● **DATASET RECORDS**:
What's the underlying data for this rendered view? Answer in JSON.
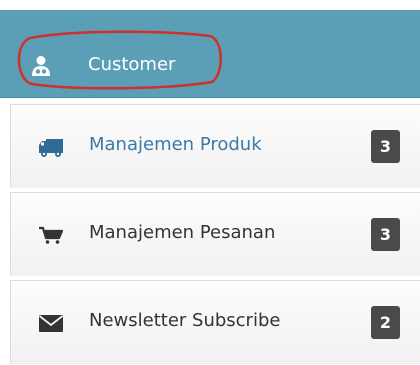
{
  "header": {
    "title": "Customer",
    "icon": "customer-icon",
    "color": "#5b9fb7"
  },
  "menu": {
    "items": [
      {
        "label": "Manajemen Produk",
        "badge": "3",
        "icon": "truck-icon",
        "active": true
      },
      {
        "label": "Manajemen Pesanan",
        "badge": "3",
        "icon": "cart-icon",
        "active": false
      },
      {
        "label": "Newsletter Subscribe",
        "badge": "2",
        "icon": "envelope-icon",
        "active": false
      }
    ]
  },
  "colors": {
    "active_text": "#3a7aa7",
    "badge_bg": "#4a4a4a",
    "annotation": "#d0302a"
  }
}
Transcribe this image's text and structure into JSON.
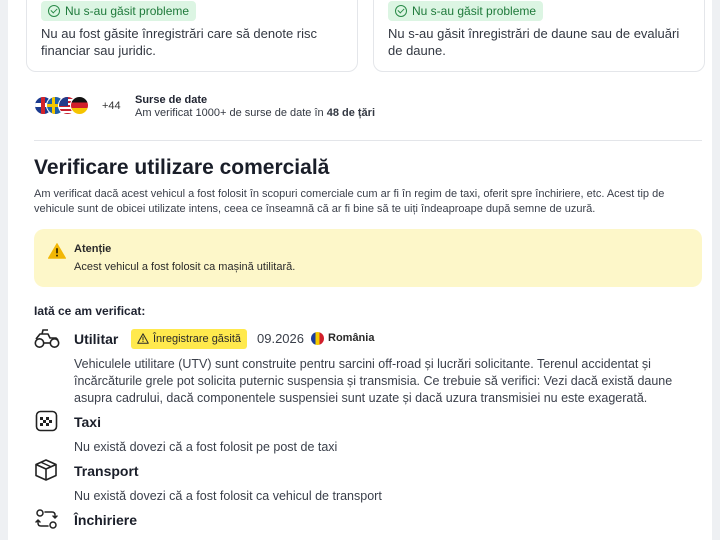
{
  "cards": [
    {
      "badge": "Nu s-au găsit probleme",
      "text": "Nu au fost găsite înregistrări care să denote risc financiar sau juridic."
    },
    {
      "badge": "Nu s-au găsit probleme",
      "text": "Nu s-au găsit înregistrări de daune sau de evaluări de daune."
    }
  ],
  "sources": {
    "flags": [
      "uk-flag",
      "sweden-flag",
      "usa-flag",
      "germany-flag"
    ],
    "more_count": "+44",
    "title": "Surse de date",
    "subtitle_prefix": "Am verificat 1000+ de surse de date în ",
    "subtitle_bold": "48 de țări"
  },
  "commercial": {
    "title": "Verificare utilizare comercială",
    "description": "Am verificat dacă acest vehicul a fost folosit în scopuri comerciale cum ar fi în regim de taxi, oferit spre închiriere, etc. Acest tip de vehicule sunt de obicei utilizate intens, ceea ce înseamnă că ar fi bine să te uiți îndeaproape după semne de uzură.",
    "alert": {
      "title": "Atenție",
      "text": "Acest vehicul a fost folosit ca mașină utilitară."
    },
    "checked_label": "Iată ce am verificat:",
    "items": [
      {
        "icon": "utv-icon",
        "name": "Utilitar",
        "badge": "Înregistrare găsită",
        "date": "09.2026",
        "country": "România",
        "description": "Vehiculele utilitare (UTV) sunt construite pentru sarcini off-road și lucrări solicitante. Terenul accidentat și încărcăturile grele pot solicita puternic suspensia și transmisia. Ce trebuie să verifici: Vezi dacă există daune asupra cadrului, dacă componentele suspensiei sunt uzate și dacă uzura transmisiei nu este exagerată."
      },
      {
        "icon": "taxi-icon",
        "name": "Taxi",
        "description": "Nu există dovezi că a fost folosit pe post de taxi"
      },
      {
        "icon": "box-icon",
        "name": "Transport",
        "description": "Nu există dovezi că a fost folosit ca vehicul de transport"
      },
      {
        "icon": "rental-icon",
        "name": "Închiriere",
        "description": ""
      }
    ]
  },
  "colors": {
    "ok_badge_bg": "#dcf5e3",
    "ok_badge_text": "#1f7a3b",
    "alert_bg": "#fdf7c9",
    "found_badge_bg": "#ffe94d",
    "warning_icon": "#f2b705"
  }
}
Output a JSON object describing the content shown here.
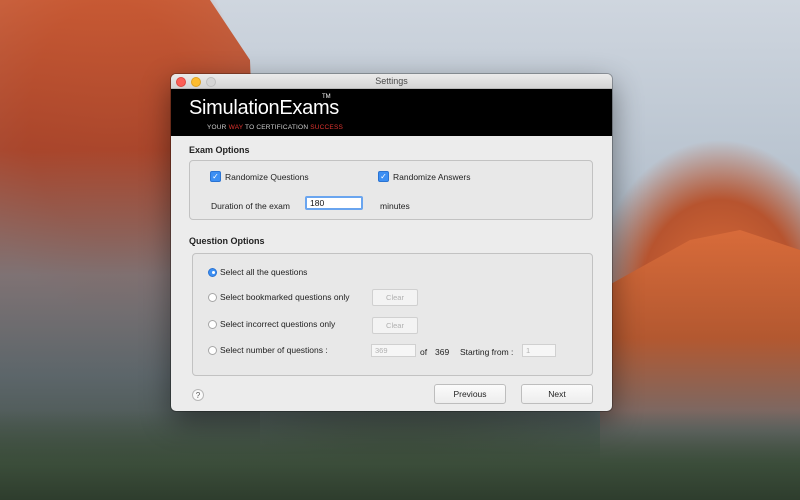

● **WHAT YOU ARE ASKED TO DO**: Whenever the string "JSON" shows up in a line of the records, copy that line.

● **TASK RESPONSE**:
What's the underlying data for this rendered view? Answer in JSON.
Transcribe this image's text and structure into JSON.
Output a JSON object describing the content shown here.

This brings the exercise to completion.